RFE/RL -- Ambassador Dieter Boden, who served from 1999-2002 as the UN secretary-general's special representative for the Abkhaz conflict, returned to Sukhumi this week after a seven-year hiatus for talks with Abkhaz leaders, including Sergei Bagapsh, the breakaway Georgian region's de facto president. He will travel to Tbilisi on March 17. EU special representative for the South Caucasus Peter Semneby was scheduled to arrive in Abkhazia on March 11.
Boden is quoted as having argued during his meetings in Sukhumi that it is in Abkhazia's interest to continue participating in the talks in Geneva on security and stability in the breakaway regions of Abkhazia and South Ossetia in the wake of the August 2008 war between Georgia and Russia that precipitated their formal recognition by Moscow as independent states.
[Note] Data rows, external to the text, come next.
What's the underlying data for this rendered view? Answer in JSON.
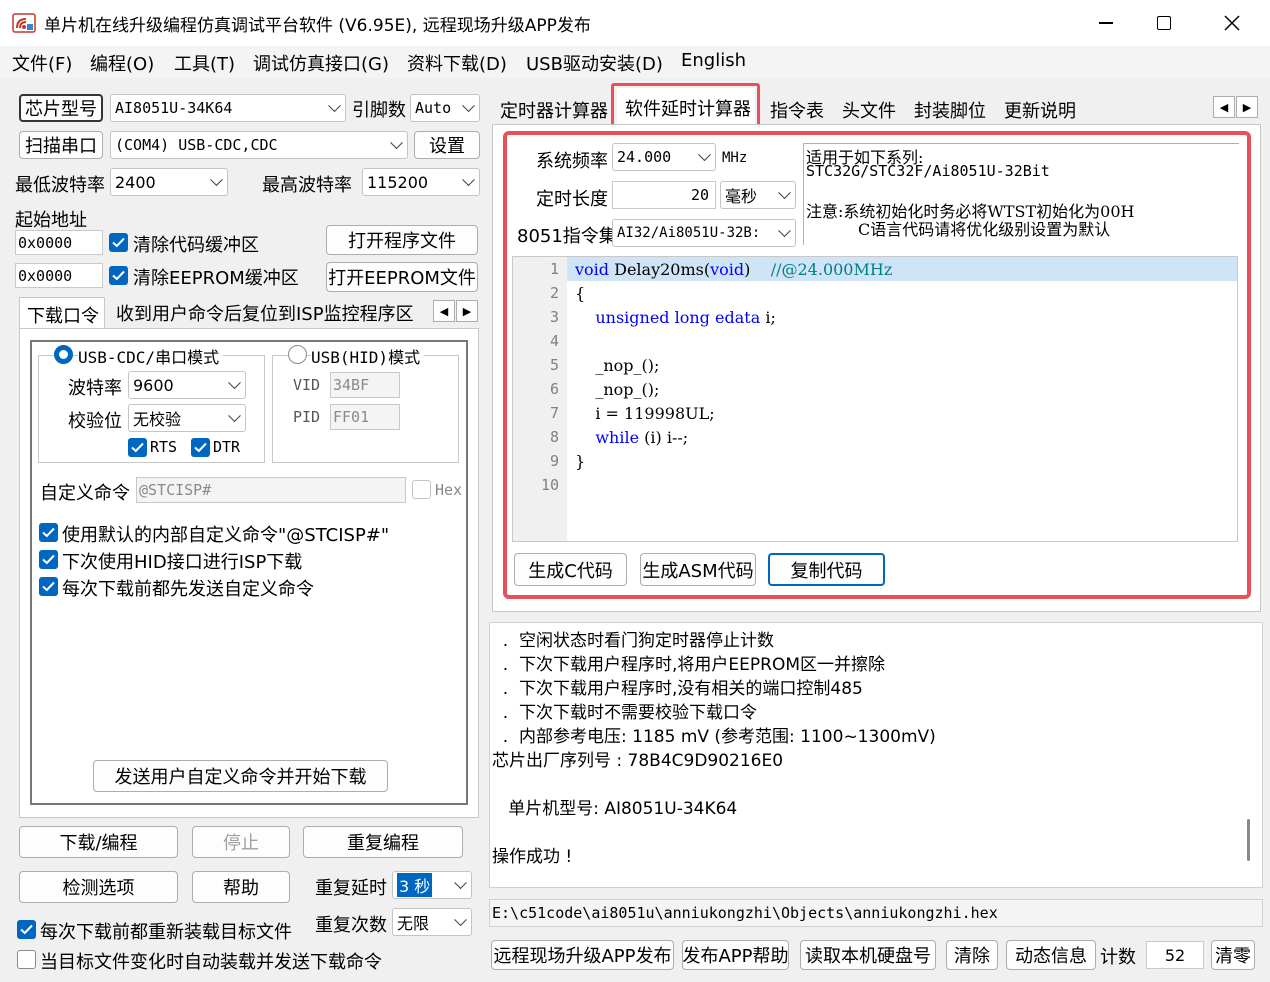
{
  "window": {
    "title": "单片机在线升级编程仿真调试平台软件 (V6.95E), 远程现场升级APP发布"
  },
  "menu": [
    "文件(F)",
    "编程(O)",
    "工具(T)",
    "调试仿真接口(G)",
    "资料下载(D)",
    "USB驱动安装(D)",
    "English"
  ],
  "left": {
    "chip_model_label": "芯片型号",
    "chip_model_value": "AI8051U-34K64",
    "pin_count_label": "引脚数",
    "pin_count_value": "Auto",
    "scan_port_button": "扫描串口",
    "port_value": "(COM4) USB-CDC,CDC",
    "settings_button": "设置",
    "min_baud_label": "最低波特率",
    "min_baud_value": "2400",
    "max_baud_label": "最高波特率",
    "max_baud_value": "115200",
    "start_addr_label": "起始地址",
    "addr1": "0x0000",
    "clear_code_label": "清除代码缓冲区",
    "open_program_button": "打开程序文件",
    "addr2": "0x0000",
    "clear_eeprom_label": "清除EEPROM缓冲区",
    "open_eeprom_button": "打开EEPROM文件",
    "subtabs": [
      "下载口令",
      "收到用户命令后复位到ISP监控程序区"
    ],
    "mode_cdc_label": "USB-CDC/串口模式",
    "mode_hid_label": "USB(HID)模式",
    "baud_label": "波特率",
    "baud_value": "9600",
    "parity_label": "校验位",
    "parity_value": "无校验",
    "rts_label": "RTS",
    "dtr_label": "DTR",
    "vid_label": "VID",
    "vid_value": "34BF",
    "pid_label": "PID",
    "pid_value": "FF01",
    "custom_cmd_label": "自定义命令",
    "custom_cmd_value": "@STCISP#",
    "hex_label": "Hex",
    "options": [
      "使用默认的内部自定义命令\"@STCISP#\"",
      "下次使用HID接口进行ISP下载",
      "每次下载前都先发送自定义命令"
    ],
    "send_cmd_button": "发送用户自定义命令并开始下载",
    "download_button": "下载/编程",
    "stop_button": "停止",
    "reprogram_button": "重复编程",
    "check_options_button": "检测选项",
    "help_button": "帮助",
    "repeat_delay_label": "重复延时",
    "repeat_delay_value": "3 秒",
    "repeat_count_label": "重复次数",
    "repeat_count_value": "无限",
    "reload_label": "每次下载前都重新装载目标文件",
    "autoload_label": "当目标文件变化时自动装载并发送下载命令"
  },
  "right": {
    "tabs": [
      "定时器计算器",
      "软件延时计算器",
      "指令表",
      "头文件",
      "封装脚位",
      "更新说明"
    ],
    "sys_freq_label": "系统频率",
    "sys_freq_value": "24.000",
    "sys_freq_unit": "MHz",
    "delay_len_label": "定时长度",
    "delay_len_value": "20",
    "delay_unit_value": "毫秒",
    "isa_label": "8051指令集",
    "isa_value": "AI32/Ai8051U-32B:",
    "info_lines": [
      "适用于如下系列:",
      "STC32G/STC32F/Ai8051U-32Bit",
      "注意:系统初始化时务必将WTST初始化为00H",
      "C语言代码请将优化级别设置为默认"
    ],
    "code_lines": [
      {
        "num": "1",
        "parts": [
          [
            "kw",
            "void"
          ],
          [
            "",
            " Delay20ms("
          ],
          [
            "kw",
            "void"
          ],
          [
            "",
            ")    "
          ],
          [
            "cm",
            "//@24.000MHz"
          ]
        ]
      },
      {
        "num": "2",
        "parts": [
          [
            "",
            "{"
          ]
        ]
      },
      {
        "num": "3",
        "parts": [
          [
            "",
            "    "
          ],
          [
            "kw",
            "unsigned long edata"
          ],
          [
            "",
            " i;"
          ]
        ]
      },
      {
        "num": "4",
        "parts": []
      },
      {
        "num": "5",
        "parts": [
          [
            "",
            "    _nop_();"
          ]
        ]
      },
      {
        "num": "6",
        "parts": [
          [
            "",
            "    _nop_();"
          ]
        ]
      },
      {
        "num": "7",
        "parts": [
          [
            "",
            "    i = 119998UL;"
          ]
        ]
      },
      {
        "num": "8",
        "parts": [
          [
            "",
            "    "
          ],
          [
            "kw",
            "while"
          ],
          [
            "",
            " (i) i--;"
          ]
        ]
      },
      {
        "num": "9",
        "parts": [
          [
            "",
            "}"
          ]
        ]
      },
      {
        "num": "10",
        "parts": []
      }
    ],
    "gen_c_button": "生成C代码",
    "gen_asm_button": "生成ASM代码",
    "copy_button": "复制代码",
    "log_lines": [
      "  .  空闲状态时看门狗定时器停止计数",
      "  .  下次下载用户程序时,将用户EEPROM区一并擦除",
      "  .  下次下载用户程序时,没有相关的端口控制485",
      "  .  下次下载时不需要校验下载口令",
      "  .  内部参考电压: 1185 mV (参考范围: 1100~1300mV)",
      "芯片出厂序列号 : 78B4C9D90216E0",
      "",
      "   单片机型号: AI8051U-34K64",
      "",
      "操作成功 !"
    ],
    "file_path": "E:\\c51code\\ai8051u\\anniukongzhi\\Objects\\anniukongzhi.hex",
    "remote_button": "远程现场升级APP发布",
    "app_help_button": "发布APP帮助",
    "read_disk_button": "读取本机硬盘号",
    "clear_button": "清除",
    "dynamic_button": "动态信息",
    "count_label": "计数",
    "count_value": "52",
    "reset_button": "清零"
  },
  "colors": {
    "accent": "#0067c0",
    "highlight_border": "#e8505b",
    "code_keyword": "#0000ff",
    "code_comment": "#008080",
    "selected_line": "#cfe4f6"
  }
}
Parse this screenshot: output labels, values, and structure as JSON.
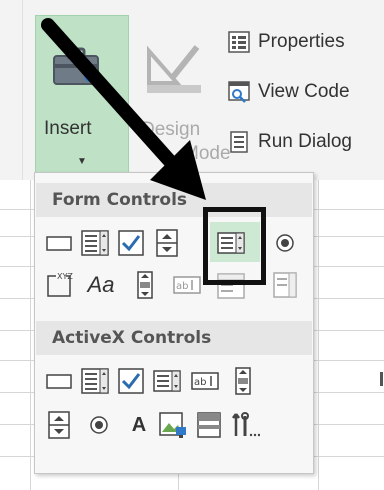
{
  "ribbon": {
    "insert_label": "Insert",
    "design_label_line1": "Design",
    "design_label_line2": "Mode",
    "commands": [
      {
        "label": "Properties",
        "icon": "properties-icon"
      },
      {
        "label": "View Code",
        "icon": "view-code-icon"
      },
      {
        "label": "Run Dialog",
        "icon": "run-dialog-icon"
      }
    ]
  },
  "dropdown": {
    "form_controls_title": "Form Controls",
    "activex_controls_title": "ActiveX Controls",
    "aa_label": "Aa",
    "label_a": "A",
    "form_controls": [
      "button-icon",
      "combo-box-icon",
      "checkbox-icon",
      "spin-button-icon",
      "list-box-icon",
      "option-button-icon",
      "group-box-icon",
      "label-icon",
      "scroll-bar-icon",
      "text-field-icon",
      "combo-list-edit-icon",
      "combo-drop-down-edit-icon"
    ],
    "activex_controls": [
      "command-button-icon",
      "combo-box-icon",
      "checkbox-icon",
      "list-box-icon",
      "text-box-icon",
      "scroll-bar-icon",
      "spin-button-icon",
      "option-button-icon",
      "label-icon",
      "image-icon",
      "toggle-button-icon",
      "more-controls-icon"
    ]
  },
  "colors": {
    "insert_bg": "#bfe2c7",
    "check_blue": "#2b6cb0",
    "highlight_border": "#111111",
    "arrow": "#000000"
  }
}
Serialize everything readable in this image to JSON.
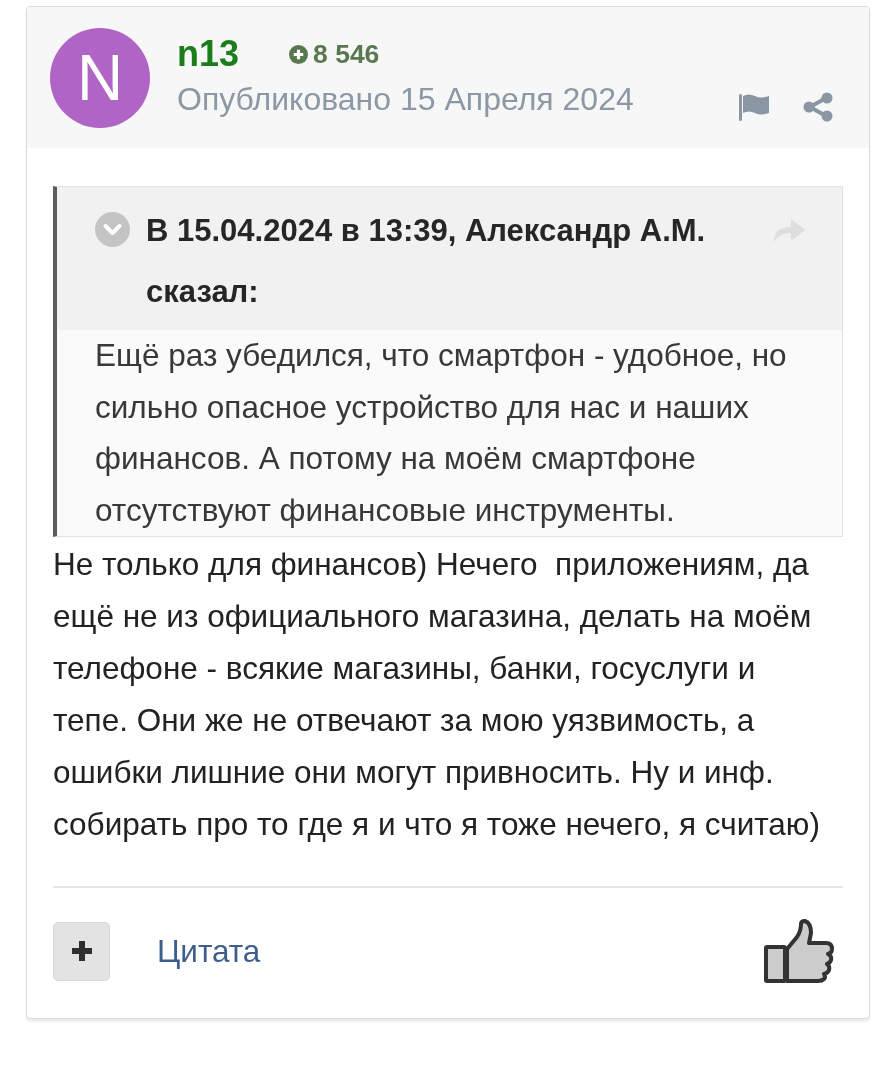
{
  "post": {
    "avatar_letter": "N",
    "author": "n13",
    "reputation": "8 546",
    "published": "Опубликовано 15 Апреля 2024"
  },
  "quote": {
    "citation": "В 15.04.2024 в 13:39, Александр А.М. сказал:",
    "text": "Ещё раз убедился, что смартфон - удобное, но сильно опасное устройство для нас и наших финансов. А потому на моём смартфоне отсутствуют финансовые инструменты."
  },
  "body": "Не только для финансов) Нечего  приложениям, да ещё не из официального магазина, делать на моём телефоне - всякие магазины, банки, госуслуги и тепе. Они же не отвечают за мою уязвимость, а ошибки лишние они могут привносить. Ну и инф. собирать про то где я и что я тоже нечего, я считаю)",
  "footer": {
    "quote_link": "Цитата"
  }
}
Those talks bring together at the negotiating table under the joint aegis of the United Nations, the Organization for Security and Cooperation in Europe, and the European Union representatives from Georgia, Russia, the United States, Abkhazia, and South Ossetia.
Boden acknowledged that the Geneva talks have yielded little progress to date. The most recent, ninth round took place in late January; the next is scheduled for March 30.
The Abkhaz and South Ossetian representatives, backed by Russia, want Georgia to sign a formal binding pledge not to resort to military forces against them. Georgia for its part is ready to sign such a pact only with Russia, and only after the Russian troops currently stationed in the two breakaway regions are withdrawn. The international community is likewise pushing for a Russian pullout, to be followed by the deployment of an international peacekeeping force.
Maksim Gvinjia, a member of the Abkhaz delegation to the January talks who has since been named foreign minister to succeed Sergei Shamba, argues that the signing of a binding agreement on the nonuse of force is an absolute priority and should not be made contingent on any other issue.
Boden said that in creating a legal basis for relations between the two sides it is "important to take into account agreements signed earlier." It is not clear which specific agreements he meant. Abkhazia rejected outright not only Boden's own blueprint for resolving the conflict in such a way as to preserve Georgia's territorial integrity -- the "Basic Principles for the Distribution of Constitutional Competencies" -- but also successive proposals by Georgian President Mikheil Saakashvili in 2004 and 2005. Georgia for its part rejected a counterproposal unveiled by Bagapsh in May 2006.
Boden described the most recent Georgian peace plan, the "State Strategy On Occupied Territories," as containing "interesting observations" as well as some "unacceptable formulations." He did not elaborate, but it is likely that the very term "occupied territories" gave rise to anger and resentment in both regions, insofar as it implicitly denies that the local populations have any say whatsoever over how, and by whom, they are governed.
Boden's stay in Abkhazia coincides with the arrival in Sukhumi of EU special envoy Semneby. It is not known whether the two men will meet informally and exchange impressions and notes, but it would be logical for them to do so.
The Abkhaz leadership has repeatedly stressed its desire for the maximum possible engagement with the European Union. A report on the situation in Abkhazia released late last month by the International Crisis Group (ICG) noted that the EU in turn "is interested in finding ways to do more to support Georgian-Abkhazian contacts." Semneby travelled to Abkhazia at least four times last year, in February, March, April, and July.
According to the ICG report, the EU's Political and Security Committee agreed in December on unspecified "parameters for carving out a political and legal space within which the EU can interact with Abkhazia and South Ossetia" and thus contribute to the process of conflict resolution, without giving the impression that it formally recognizes them as independent states.